## TASK INPUTS:

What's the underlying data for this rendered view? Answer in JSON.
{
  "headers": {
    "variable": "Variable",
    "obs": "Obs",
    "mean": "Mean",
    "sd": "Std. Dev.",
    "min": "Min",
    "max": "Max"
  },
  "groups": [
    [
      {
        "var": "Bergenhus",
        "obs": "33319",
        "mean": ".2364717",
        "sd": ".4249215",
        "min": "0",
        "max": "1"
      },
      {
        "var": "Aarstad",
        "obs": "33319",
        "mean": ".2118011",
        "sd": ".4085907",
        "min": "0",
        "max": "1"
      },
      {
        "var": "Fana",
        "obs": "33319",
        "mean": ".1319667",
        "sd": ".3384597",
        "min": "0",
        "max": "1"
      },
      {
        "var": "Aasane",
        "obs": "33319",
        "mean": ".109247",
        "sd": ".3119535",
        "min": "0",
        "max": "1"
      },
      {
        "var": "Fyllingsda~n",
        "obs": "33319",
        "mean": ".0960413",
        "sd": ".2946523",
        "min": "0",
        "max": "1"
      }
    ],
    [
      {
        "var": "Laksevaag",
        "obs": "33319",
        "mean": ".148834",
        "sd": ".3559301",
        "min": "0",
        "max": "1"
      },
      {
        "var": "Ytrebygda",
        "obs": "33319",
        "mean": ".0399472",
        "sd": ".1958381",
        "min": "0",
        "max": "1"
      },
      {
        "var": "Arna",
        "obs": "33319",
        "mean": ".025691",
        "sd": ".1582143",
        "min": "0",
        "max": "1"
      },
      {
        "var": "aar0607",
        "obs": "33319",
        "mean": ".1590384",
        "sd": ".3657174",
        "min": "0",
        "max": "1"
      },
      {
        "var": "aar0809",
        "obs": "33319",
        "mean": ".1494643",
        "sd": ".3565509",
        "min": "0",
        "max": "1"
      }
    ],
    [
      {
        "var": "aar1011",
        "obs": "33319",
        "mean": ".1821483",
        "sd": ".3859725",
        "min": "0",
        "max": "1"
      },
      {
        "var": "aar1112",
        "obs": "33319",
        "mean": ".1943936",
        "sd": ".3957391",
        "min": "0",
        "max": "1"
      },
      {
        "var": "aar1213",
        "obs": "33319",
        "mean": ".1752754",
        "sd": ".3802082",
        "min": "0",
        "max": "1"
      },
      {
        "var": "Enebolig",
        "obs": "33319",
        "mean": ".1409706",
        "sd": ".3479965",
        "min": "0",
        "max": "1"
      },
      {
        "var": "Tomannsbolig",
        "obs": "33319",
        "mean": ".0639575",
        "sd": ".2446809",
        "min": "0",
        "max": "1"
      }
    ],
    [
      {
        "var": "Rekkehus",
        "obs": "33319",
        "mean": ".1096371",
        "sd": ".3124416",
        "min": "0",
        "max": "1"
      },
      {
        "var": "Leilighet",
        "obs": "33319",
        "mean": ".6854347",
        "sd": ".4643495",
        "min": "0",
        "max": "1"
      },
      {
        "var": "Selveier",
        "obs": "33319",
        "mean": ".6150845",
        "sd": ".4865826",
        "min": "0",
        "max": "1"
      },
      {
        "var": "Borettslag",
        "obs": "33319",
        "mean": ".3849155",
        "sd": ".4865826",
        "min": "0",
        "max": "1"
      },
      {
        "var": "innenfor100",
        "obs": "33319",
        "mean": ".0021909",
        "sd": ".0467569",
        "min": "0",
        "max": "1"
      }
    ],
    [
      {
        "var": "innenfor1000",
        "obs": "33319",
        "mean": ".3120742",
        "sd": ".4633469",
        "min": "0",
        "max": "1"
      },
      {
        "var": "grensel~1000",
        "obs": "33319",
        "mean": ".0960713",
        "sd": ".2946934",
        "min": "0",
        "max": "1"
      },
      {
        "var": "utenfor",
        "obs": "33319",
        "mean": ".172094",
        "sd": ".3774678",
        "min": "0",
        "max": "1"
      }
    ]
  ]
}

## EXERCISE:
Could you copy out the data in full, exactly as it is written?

## COMPLETED EXERCISE:
What's the underlying data for this rendered view? Answer in JSON.
{
  "headers": {
    "variable": "Variable",
    "obs": "Obs",
    "mean": "Mean",
    "sd": "Std. Dev.",
    "min": "Min",
    "max": "Max"
  },
  "groups": [
    [
      {
        "var": "Bergenhus",
        "obs": "33319",
        "mean": ".2364717",
        "sd": ".4249215",
        "min": "0",
        "max": "1"
      },
      {
        "var": "Aarstad",
        "obs": "33319",
        "mean": ".2118011",
        "sd": ".4085907",
        "min": "0",
        "max": "1"
      },
      {
        "var": "Fana",
        "obs": "33319",
        "mean": ".1319667",
        "sd": ".3384597",
        "min": "0",
        "max": "1"
      },
      {
        "var": "Aasane",
        "obs": "33319",
        "mean": ".109247",
        "sd": ".3119535",
        "min": "0",
        "max": "1"
      },
      {
        "var": "Fyllingsda~n",
        "obs": "33319",
        "mean": ".0960413",
        "sd": ".2946523",
        "min": "0",
        "max": "1"
      }
    ],
    [
      {
        "var": "Laksevaag",
        "obs": "33319",
        "mean": ".148834",
        "sd": ".3559301",
        "min": "0",
        "max": "1"
      },
      {
        "var": "Ytrebygda",
        "obs": "33319",
        "mean": ".0399472",
        "sd": ".1958381",
        "min": "0",
        "max": "1"
      },
      {
        "var": "Arna",
        "obs": "33319",
        "mean": ".025691",
        "sd": ".1582143",
        "min": "0",
        "max": "1"
      },
      {
        "var": "aar0607",
        "obs": "33319",
        "mean": ".1590384",
        "sd": ".3657174",
        "min": "0",
        "max": "1"
      },
      {
        "var": "aar0809",
        "obs": "33319",
        "mean": ".1494643",
        "sd": ".3565509",
        "min": "0",
        "max": "1"
      }
    ],
    [
      {
        "var": "aar1011",
        "obs": "33319",
        "mean": ".1821483",
        "sd": ".3859725",
        "min": "0",
        "max": "1"
      },
      {
        "var": "aar1112",
        "obs": "33319",
        "mean": ".1943936",
        "sd": ".3957391",
        "min": "0",
        "max": "1"
      },
      {
        "var": "aar1213",
        "obs": "33319",
        "mean": ".1752754",
        "sd": ".3802082",
        "min": "0",
        "max": "1"
      },
      {
        "var": "Enebolig",
        "obs": "33319",
        "mean": ".1409706",
        "sd": ".3479965",
        "min": "0",
        "max": "1"
      },
      {
        "var": "Tomannsbolig",
        "obs": "33319",
        "mean": ".0639575",
        "sd": ".2446809",
        "min": "0",
        "max": "1"
      }
    ],
    [
      {
        "var": "Rekkehus",
        "obs": "33319",
        "mean": ".1096371",
        "sd": ".3124416",
        "min": "0",
        "max": "1"
      },
      {
        "var": "Leilighet",
        "obs": "33319",
        "mean": ".6854347",
        "sd": ".4643495",
        "min": "0",
        "max": "1"
      },
      {
        "var": "Selveier",
        "obs": "33319",
        "mean": ".6150845",
        "sd": ".4865826",
        "min": "0",
        "max": "1"
      },
      {
        "var": "Borettslag",
        "obs": "33319",
        "mean": ".3849155",
        "sd": ".4865826",
        "min": "0",
        "max": "1"
      },
      {
        "var": "innenfor100",
        "obs": "33319",
        "mean": ".0021909",
        "sd": ".0467569",
        "min": "0",
        "max": "1"
      }
    ],
    [
      {
        "var": "innenfor1000",
        "obs": "33319",
        "mean": ".3120742",
        "sd": ".4633469",
        "min": "0",
        "max": "1"
      },
      {
        "var": "grensel~1000",
        "obs": "33319",
        "mean": ".0960713",
        "sd": ".2946934",
        "min": "0",
        "max": "1"
      },
      {
        "var": "utenfor",
        "obs": "33319",
        "mean": ".172094",
        "sd": ".3774678",
        "min": "0",
        "max": "1"
      }
    ]
  ]
}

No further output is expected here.